like any other blog..

In each blog's lifetime, there is a lull. Some blogs never recover from this lull, and I'm not making any promises.

But since it's been like 4 months, I'll just give you a summary of bee-related events here at the "farm."

-Housepainting-- lookout bees!

House painters aren't really keen on bee hives, or bee clouds getting between them and their job. So we had to plug the hives, move the hives, and tarp the hives, so the painters could paint.

Most of that was pretty easy. I mean, it involved some serious deep squats that I didn't think I could rise up out of while carrying thousands of bees trapped in a pine box, but here I am, I made it.

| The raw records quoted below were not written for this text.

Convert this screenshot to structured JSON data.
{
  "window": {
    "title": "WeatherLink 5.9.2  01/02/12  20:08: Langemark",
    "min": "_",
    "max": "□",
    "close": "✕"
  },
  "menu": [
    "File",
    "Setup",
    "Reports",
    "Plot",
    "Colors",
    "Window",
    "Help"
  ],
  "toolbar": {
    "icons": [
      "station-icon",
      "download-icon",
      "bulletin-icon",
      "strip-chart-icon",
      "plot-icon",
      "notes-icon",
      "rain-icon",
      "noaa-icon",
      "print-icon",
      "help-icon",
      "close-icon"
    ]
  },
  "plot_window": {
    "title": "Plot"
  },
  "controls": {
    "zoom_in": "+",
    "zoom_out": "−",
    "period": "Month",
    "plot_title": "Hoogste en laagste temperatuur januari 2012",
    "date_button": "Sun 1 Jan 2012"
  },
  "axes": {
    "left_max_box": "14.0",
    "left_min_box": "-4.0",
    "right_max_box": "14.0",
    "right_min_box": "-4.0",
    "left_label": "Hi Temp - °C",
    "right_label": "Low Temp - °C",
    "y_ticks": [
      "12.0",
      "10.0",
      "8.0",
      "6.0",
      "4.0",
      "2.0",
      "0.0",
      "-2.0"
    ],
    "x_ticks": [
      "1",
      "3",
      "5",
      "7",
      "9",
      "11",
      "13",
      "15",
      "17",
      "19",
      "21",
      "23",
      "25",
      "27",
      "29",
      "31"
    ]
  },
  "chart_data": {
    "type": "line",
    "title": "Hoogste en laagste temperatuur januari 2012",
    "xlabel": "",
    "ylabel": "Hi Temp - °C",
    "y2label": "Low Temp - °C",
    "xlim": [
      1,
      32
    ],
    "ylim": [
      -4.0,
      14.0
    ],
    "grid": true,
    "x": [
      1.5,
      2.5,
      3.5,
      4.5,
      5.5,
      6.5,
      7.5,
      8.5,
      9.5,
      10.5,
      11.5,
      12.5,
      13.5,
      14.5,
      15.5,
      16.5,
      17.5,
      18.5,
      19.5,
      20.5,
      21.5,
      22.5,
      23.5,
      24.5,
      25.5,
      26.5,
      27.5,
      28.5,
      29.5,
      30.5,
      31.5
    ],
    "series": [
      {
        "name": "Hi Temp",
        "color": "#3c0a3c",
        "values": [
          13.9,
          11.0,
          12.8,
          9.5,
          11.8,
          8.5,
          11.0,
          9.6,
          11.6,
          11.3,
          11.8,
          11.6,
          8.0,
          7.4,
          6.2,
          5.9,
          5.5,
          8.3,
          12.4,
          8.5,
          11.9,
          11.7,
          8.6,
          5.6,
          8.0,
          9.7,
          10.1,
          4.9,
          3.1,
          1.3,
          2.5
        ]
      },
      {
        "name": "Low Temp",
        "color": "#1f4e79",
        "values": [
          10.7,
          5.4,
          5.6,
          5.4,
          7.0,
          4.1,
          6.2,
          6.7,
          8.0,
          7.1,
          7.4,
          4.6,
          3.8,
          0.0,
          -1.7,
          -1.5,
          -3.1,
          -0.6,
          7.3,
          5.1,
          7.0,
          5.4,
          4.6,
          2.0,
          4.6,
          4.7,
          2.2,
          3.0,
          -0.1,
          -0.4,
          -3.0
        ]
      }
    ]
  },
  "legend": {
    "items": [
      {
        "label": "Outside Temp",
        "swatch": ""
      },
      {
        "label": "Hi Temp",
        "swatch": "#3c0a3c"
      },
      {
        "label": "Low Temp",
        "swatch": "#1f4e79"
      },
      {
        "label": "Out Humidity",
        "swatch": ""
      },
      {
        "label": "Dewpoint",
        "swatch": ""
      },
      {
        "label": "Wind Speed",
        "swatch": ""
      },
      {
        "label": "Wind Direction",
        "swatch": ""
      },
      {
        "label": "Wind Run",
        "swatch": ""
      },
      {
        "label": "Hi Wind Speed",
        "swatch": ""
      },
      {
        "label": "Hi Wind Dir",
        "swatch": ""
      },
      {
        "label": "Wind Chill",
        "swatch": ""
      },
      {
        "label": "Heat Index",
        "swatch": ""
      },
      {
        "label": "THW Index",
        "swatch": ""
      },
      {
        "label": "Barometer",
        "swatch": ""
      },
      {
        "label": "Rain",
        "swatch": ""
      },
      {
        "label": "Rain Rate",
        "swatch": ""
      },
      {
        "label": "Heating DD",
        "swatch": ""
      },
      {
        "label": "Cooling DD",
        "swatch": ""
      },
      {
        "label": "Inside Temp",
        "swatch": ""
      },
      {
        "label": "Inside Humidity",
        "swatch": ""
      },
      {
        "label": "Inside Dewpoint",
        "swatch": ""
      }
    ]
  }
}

The most dramatic part wasn't within the plug-move-tarp sequence. It was only after we de-tarped and moved the hives back in place that I had my most fearful beekeeping moment.
I had to unplug the hives of bees, at night [read: in moonless darkness] and wearing nothing but a t shirt and jeans.
I didn't have to get too near the hives to hear them all vibrating loudly, when otherwise they would have been peacefully resting.
I interpreted this to mean "whoever plugged us up in here for 2 days will PAY for their actions!!"
It freaked me out, so I got some ribbon and looped it around the wooden plugs and walked far back and pulled the ribbon(!)
It snapped. I panicked. I sprinted toward the hives, yanked the plugs and fled into the house like a pansy.
I'm pretty sure a cloud of bees did NOT pour out looking to attack me, but nevertheless I was safe.

-Mucho Honey

Before we did the winter maintenance on the hives, we pulled out gallons and gallons of honey.
And Kevin's coworkers love it so much, it's all been sold.
Gallons have been sold. They feel strongly about local honey.
I think that whole exposé on illegally de-pollenated honey helped our market. Awesome sauce.

-Darn you Rosemary

I had a friend of mine tell me he disliked the "winter 2010" honey batch so much that he just tossed out his whole jar. (he's an apologetically blunt Epicurean) He said it was the strong rosemary/eucalyptus taste. All I could say was "sorry, that's what the bees like in Winter."
So I'm guessing we'll have more pine-sol honey the next time we harvest in January.